The train was due into Chicago early afternoon on February 10th meaning that I could do it only taking Friday afternoon off. Note to self: if you are ever able to go back and do life again remember that its ok to spend a little more time getting too and from one of these trips...maybe with a chance to explore the local area for instance. You never know when a pandemic is going to hit and take away your ability to travel completely.

At any rate I stupidly scheduled an early evening flight back to Pittsburgh Sunday night. I say stupidly because the train was running late enough that I was unsure I'd make my flight and had to leave the train at Yard Center in Dolton, IL where a friend gave me a ride up to O'Hare.

Here are some more pictures from the trip.

Three views of the American European Express at Panama City

Back: Dave Arthur, Mark Metz, Neil Lang, Rick Moser. Front: Dave Ingles

Same as previous picture except Chuck Weinstock replaces Neil Lang

Bill Crawford and Neil Lang

Rick Moser, Neil Lang, Dave Ingles, Chuck Weinstock

Rick Moser and Neil Lang not having a good time of it

Chuck Weinstock in the lounge car

Bill Crawford and Neil Lang

Bill Crawford, Rick Moser, Neil Lang, Dave Ingles

Additional photos below are by Neil Lang.

William Spann (on the right) who was responsible for the AEE and some of the exquisite Art Deco interior of the lounge car St Moritz

Rick Moser, Neil Lang, and Chuck Weinstock toasting the new day (February 10, 1991)

Neil Lang who writes "The AEE operation was very high-end and "proper" attire was required. Not very often would one see our group of rail travelers in suits and ties. But we would make sacrifices for the mileage:-)."

Monday, February 1, 2021

River Boat Gambling in the 80s

 (The 1980s that is.)

In the mid-1970s I played in a regular home Pittsburgh home game. We played for low stakes but it was great to play with the same group of friends. After I graduated I left town for six years returning to take a new job in early 1982. The game was still going though some of the players had changed.

Fast forward to 2021 and the game is still going, though before COVID hit we sometimes struggled to get enough players in a given week. COVID has forced us online and as an example of the adage "it's an ill-wind that blows no good" some of the old regulars (including one now living in Australia) are able to join us. During last night's game one, who now lives in the Boston area reminded me of an event I organized twice in the mid-1980s.

Pittsburgh is home to a fleet of river excursion boats known collectively as the Gateway Clipper. Mostly they do short cruises a short way up the Monongahela, Ohio, and Allegheny Rivers often while serving a meal. Occasionally they venture further, particularly in the Fall foliage season. One day I spotted an ad for a cruise from Pittsburgh to Waterford Park, a race track in Chester, WV. Now known as Mountaineer Park and with a casino, at the time it was just a low-grade thoroughbred race track (with, what we assumed was a glue factory the other side of the racing oval.)

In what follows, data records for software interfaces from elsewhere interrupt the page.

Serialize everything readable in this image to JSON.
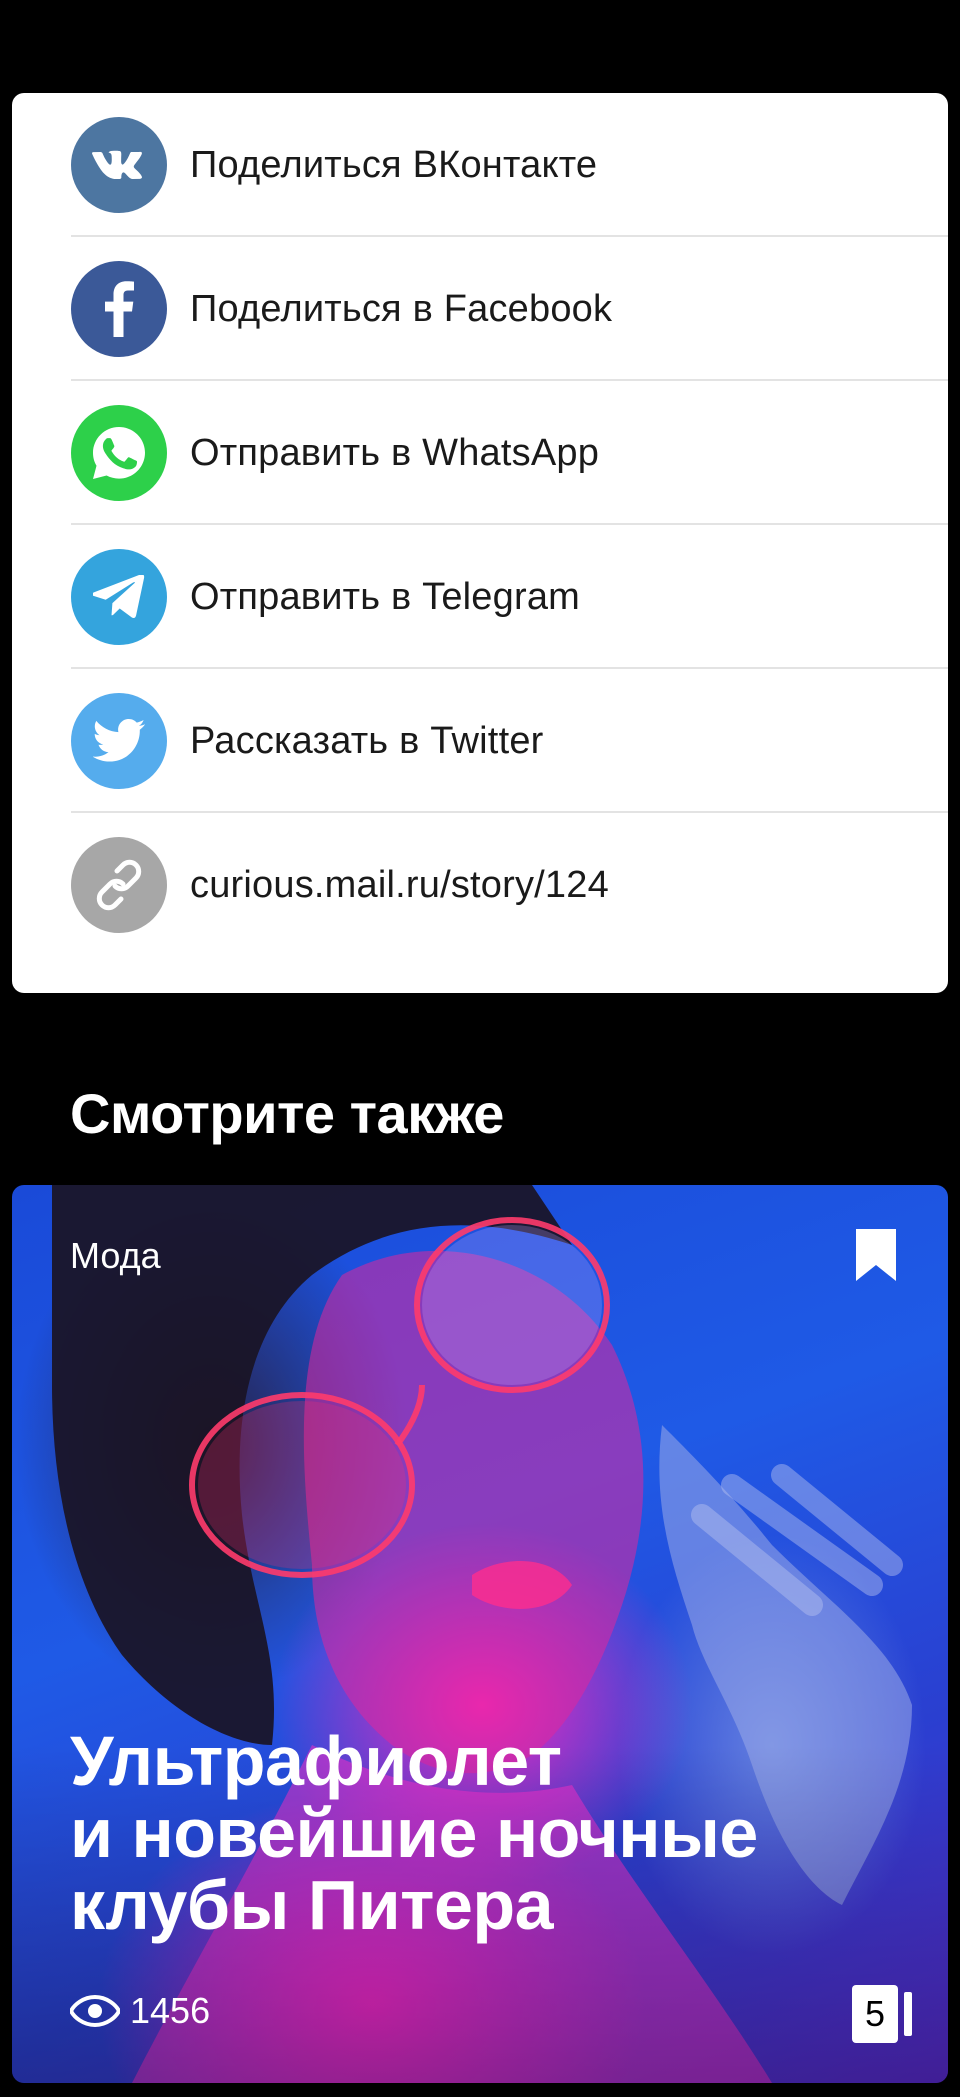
{
  "share": {
    "items": [
      {
        "label": "Поделиться ВКонтакте",
        "icon": "vk-icon",
        "color": "#4d76a1"
      },
      {
        "label": "Поделиться в Facebook",
        "icon": "facebook-icon",
        "color": "#3b5998"
      },
      {
        "label": "Отправить в WhatsApp",
        "icon": "whatsapp-icon",
        "color": "#2dd04a"
      },
      {
        "label": "Отправить в Telegram",
        "icon": "telegram-icon",
        "color": "#34a4dd"
      },
      {
        "label": "Рассказать в Twitter",
        "icon": "twitter-icon",
        "color": "#55aced"
      },
      {
        "label": "curious.mail.ru/story/124",
        "icon": "link-icon",
        "color": "#a7a7a7"
      }
    ]
  },
  "see_also": {
    "title": "Смотрите также"
  },
  "story": {
    "category": "Мода",
    "title_lines": [
      "Ультрафиолет",
      "и новейшие ночные",
      "клубы Питера"
    ],
    "views": "1456",
    "slides_count": "5",
    "icons": {
      "bookmark": "bookmark-icon",
      "views": "eye-icon"
    }
  }
}
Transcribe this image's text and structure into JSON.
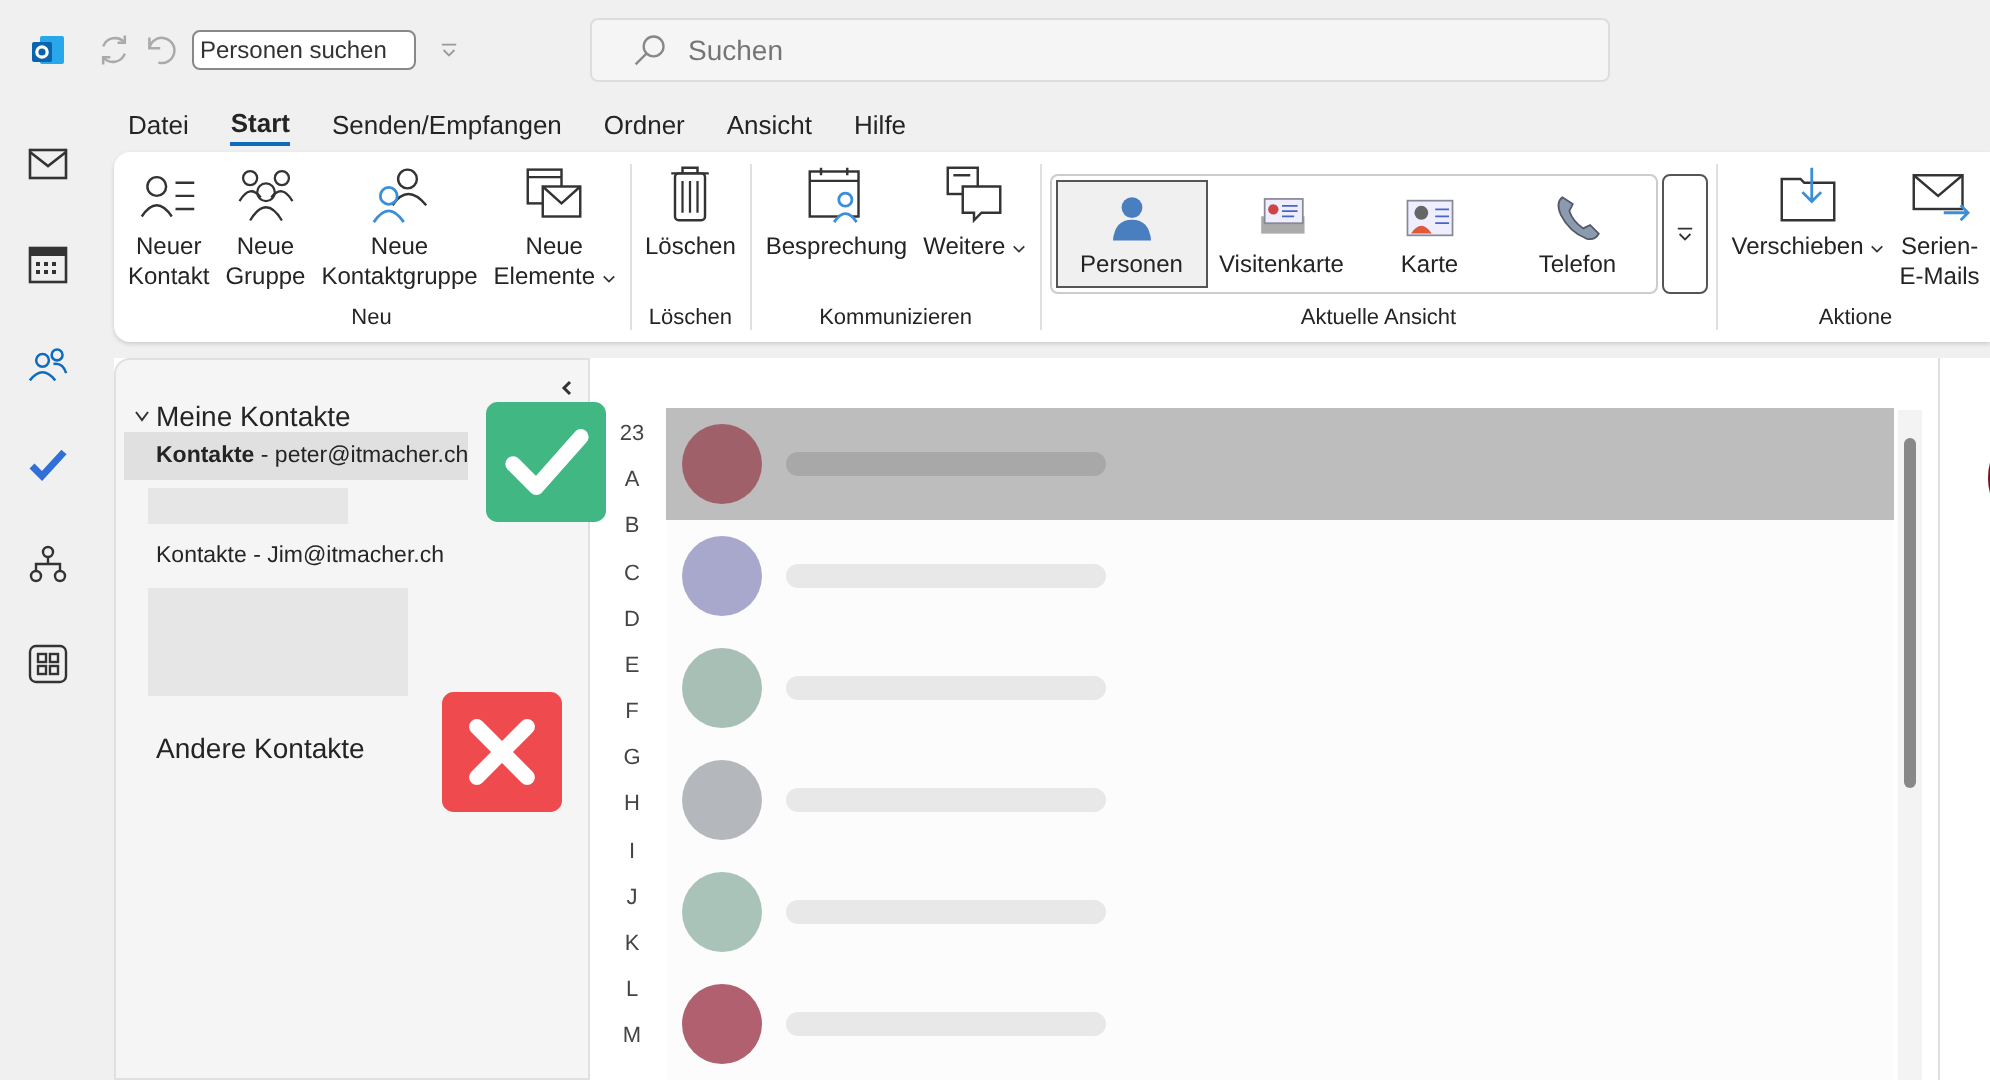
{
  "app_bar": {
    "people_search": "Personen suchen",
    "search": {
      "placeholder": "Suchen"
    }
  },
  "tabs": [
    {
      "label": "Datei",
      "selected": false
    },
    {
      "label": "Start",
      "selected": true
    },
    {
      "label": "Senden/Empfangen",
      "selected": false
    },
    {
      "label": "Ordner",
      "selected": false
    },
    {
      "label": "Ansicht",
      "selected": false
    },
    {
      "label": "Hilfe",
      "selected": false
    }
  ],
  "ribbon": {
    "groups": [
      {
        "label": "Neu",
        "buttons": [
          {
            "kind": "large",
            "label": "Neuer\nKontakt",
            "dropdown": false
          },
          {
            "kind": "large",
            "label": "Neue\nGruppe",
            "dropdown": false
          },
          {
            "kind": "large",
            "label": "Neue\nKontaktgruppe",
            "dropdown": false
          },
          {
            "kind": "large",
            "label": "Neue\nElemente",
            "dropdown": true
          }
        ]
      },
      {
        "label": "Löschen",
        "buttons": [
          {
            "kind": "large",
            "label": "Löschen",
            "dropdown": false
          }
        ]
      },
      {
        "label": "Kommunizieren",
        "buttons": [
          {
            "kind": "large",
            "label": "Besprechung",
            "dropdown": false
          },
          {
            "kind": "large",
            "label": "Weitere",
            "dropdown": true
          }
        ]
      },
      {
        "label": "Aktuelle Ansicht",
        "buttons": [
          {
            "kind": "view",
            "label": "Personen",
            "selected": true
          },
          {
            "kind": "view",
            "label": "Visitenkarte",
            "selected": false
          },
          {
            "kind": "view",
            "label": "Karte",
            "selected": false
          },
          {
            "kind": "view",
            "label": "Telefon",
            "selected": false
          },
          {
            "kind": "more"
          }
        ]
      },
      {
        "label": "Aktione",
        "buttons": [
          {
            "kind": "large",
            "label": "Verschieben",
            "dropdown": true
          },
          {
            "kind": "large",
            "label": "Serien-\nE-Mails",
            "dropdown": false
          }
        ]
      }
    ]
  },
  "folders": {
    "title": "Meine Kontakte",
    "expanded": true,
    "items": [
      {
        "kind": "account",
        "label": "**Kontakte** - peter@itmacher.ch",
        "selected": true
      },
      {
        "kind": "blurred"
      },
      {
        "kind": "account",
        "label": "Kontakte - Jim@itmacher.ch",
        "selected": false
      },
      {
        "kind": "blurred"
      }
    ],
    "other": "Andere Kontakte"
  },
  "contacts": {
    "index": [
      "23",
      "A",
      "B",
      "C",
      "D",
      "E",
      "F",
      "G",
      "H",
      "I",
      "J",
      "K",
      "L",
      "M"
    ],
    "rows": [
      {
        "selected": true,
        "color": "#a0606a"
      },
      {
        "selected": false,
        "color": "#a8a8cc"
      },
      {
        "selected": false,
        "color": "#a8bfb6"
      },
      {
        "selected": false,
        "color": "#b4b8bc"
      },
      {
        "selected": false,
        "color": "#a9c3b9"
      },
      {
        "selected": false,
        "color": "#b0606e"
      }
    ]
  }
}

So it was that one October day a bunch of us boarded the Gateway Clipper and commandeered a large table on the upper deck. As we cruised down the Ohio river we enjoyed a buffet lunch and then sat down to do some river-boat gambling ... that is we started playing poker. My friend remembers someone being amazed that you could play poker on a river boat (it was ok we explained, we were only playing for chips!) As we played the mostly older crowd on the lower deck was dancing the "bird dance" and other polkas, and having their own special kind of fun.

Upon docking in Chester we were transferred to the track where we had seats for dinner in the clubhouse dining room and watched (and bet) an evening racing card. Then we were taken by bus back to the dock in Pittsburgh.

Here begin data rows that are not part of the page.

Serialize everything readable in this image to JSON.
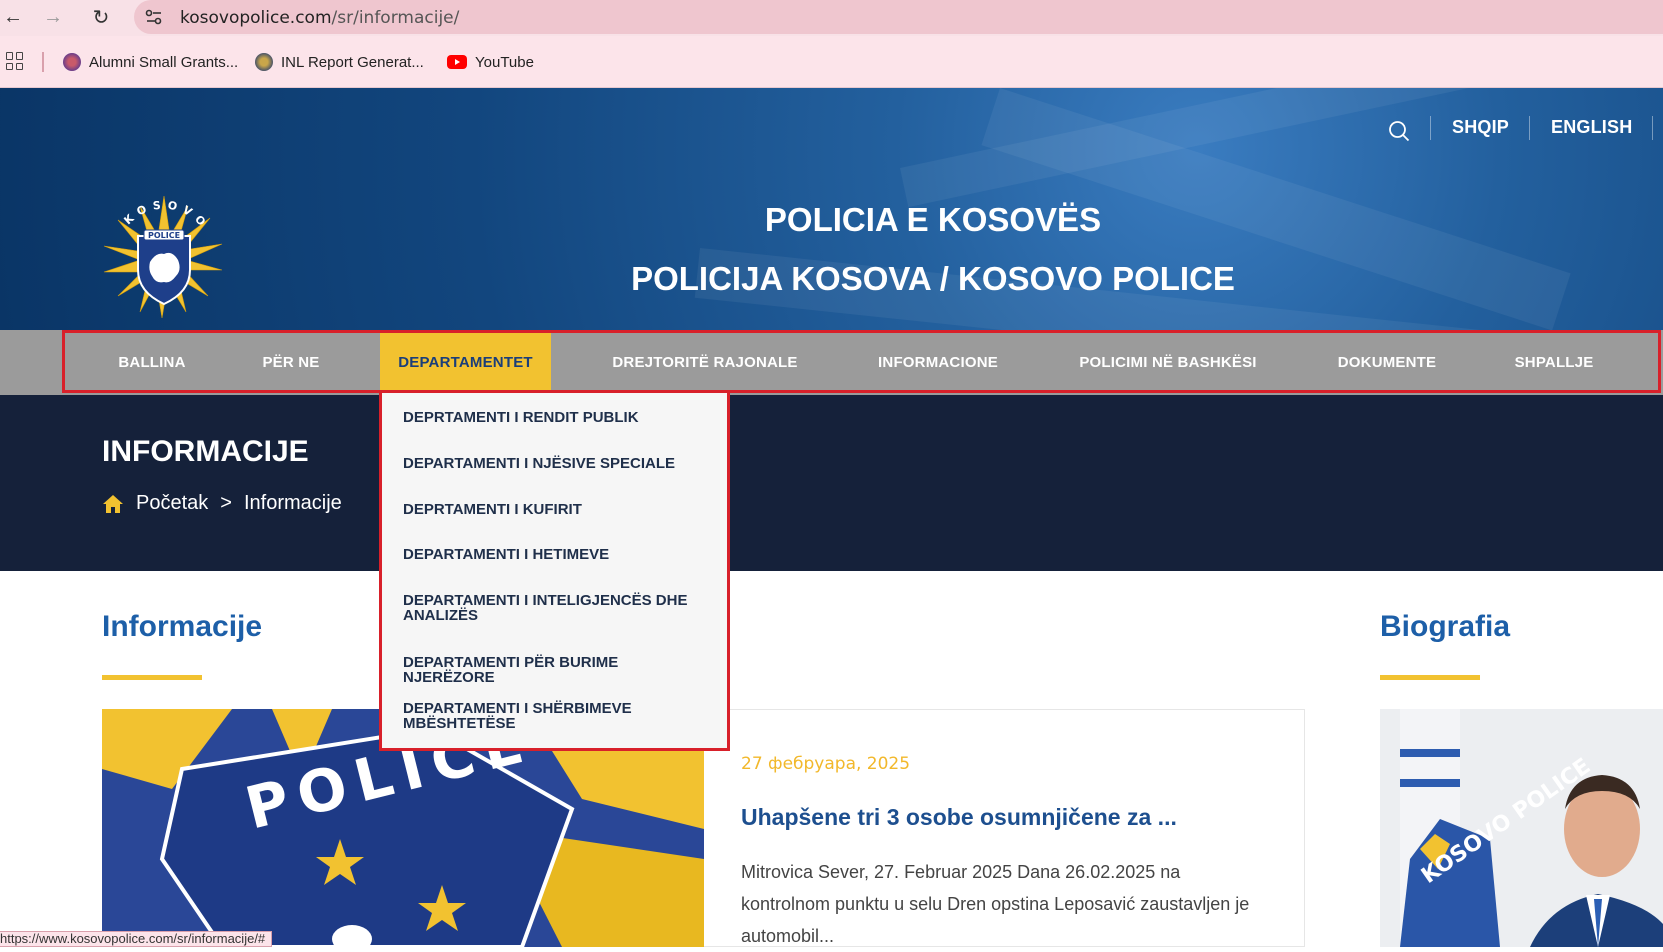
{
  "browser": {
    "url_domain": "kosovopolice.com",
    "url_path": "/sr/informacije/",
    "bookmarks": [
      {
        "label": "Alumni Small Grants..."
      },
      {
        "label": "INL Report Generat..."
      },
      {
        "label": "YouTube"
      }
    ],
    "status_url": "https://www.kosovopolice.com/sr/informacije/#"
  },
  "header": {
    "languages": [
      "SHQIP",
      "ENGLISH"
    ],
    "logo_text_top": "KOSOVO",
    "logo_text_banner": "POLICE",
    "title_line1": "POLICIA E KOSOVËS",
    "title_line2": "POLICIJA KOSOVA / KOSOVO POLICE"
  },
  "nav": {
    "items": [
      {
        "label": "BALLINA"
      },
      {
        "label": "PËR NE"
      },
      {
        "label": "DEPARTAMENTET"
      },
      {
        "label": "DREJTORITË RAJONALE"
      },
      {
        "label": "INFORMACIONE"
      },
      {
        "label": "POLICIMI NË BASHKËSI"
      },
      {
        "label": "DOKUMENTE"
      },
      {
        "label": "SHPALLJE"
      }
    ],
    "active_index": 2
  },
  "dropdown": {
    "items": [
      {
        "label": "DEPRTAMENTI I RENDIT PUBLIK"
      },
      {
        "label": "DEPARTAMENTI I NJËSIVE SPECIALE"
      },
      {
        "label": "DEPRTAMENTI I KUFIRIT"
      },
      {
        "label": "DEPARTAMENTI I HETIMEVE"
      },
      {
        "label": "DEPARTAMENTI I INTELIGJENCËS DHE ANALIZËS"
      },
      {
        "label": "DEPARTAMENTI PËR BURIME NJERËZORE"
      },
      {
        "label": "DEPARTAMENTI I SHËRBIMEVE MBËSHTETËSE"
      }
    ]
  },
  "banner": {
    "title": "INFORMACIJE",
    "breadcrumb_home": "Početak",
    "breadcrumb_sep": ">",
    "breadcrumb_current": "Informacije"
  },
  "content": {
    "section_title": "Informacije",
    "news": {
      "image_text": "POLICE",
      "date": "27 фебруара, 2025",
      "title": "Uhapšene tri 3 osobe osumnjičene za ...",
      "text": "Mitrovica Sever, 27. Februar 2025 Dana 26.02.2025 na kontrolnom punktu u selu Dren opstina Leposavić zaustavljen je automobil..."
    },
    "sidebar_title": "Biografia",
    "bio_badge_text": "KOSOVO POLICE"
  },
  "colors": {
    "accent_yellow": "#f2c230",
    "brand_blue": "#1d5fa8",
    "nav_gray": "#9b9b9b",
    "banner_dark": "#15213a",
    "highlight_red": "#d8202a"
  }
}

It was so much fun we did it again the following year...but I believe at that point the Gateway Clipper folks stopped running the excursions--or perhaps we just got tired of hearing the chicken dance.

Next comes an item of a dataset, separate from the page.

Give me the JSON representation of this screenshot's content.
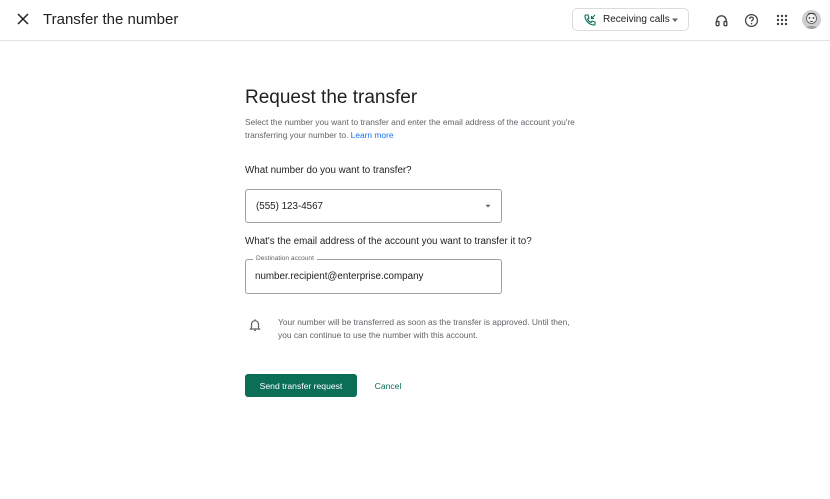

Postscript: To my everlasting regret I never rode one they did down the Monongahela to Morgantown...something my step-son does every other week on the coal tug he Captains.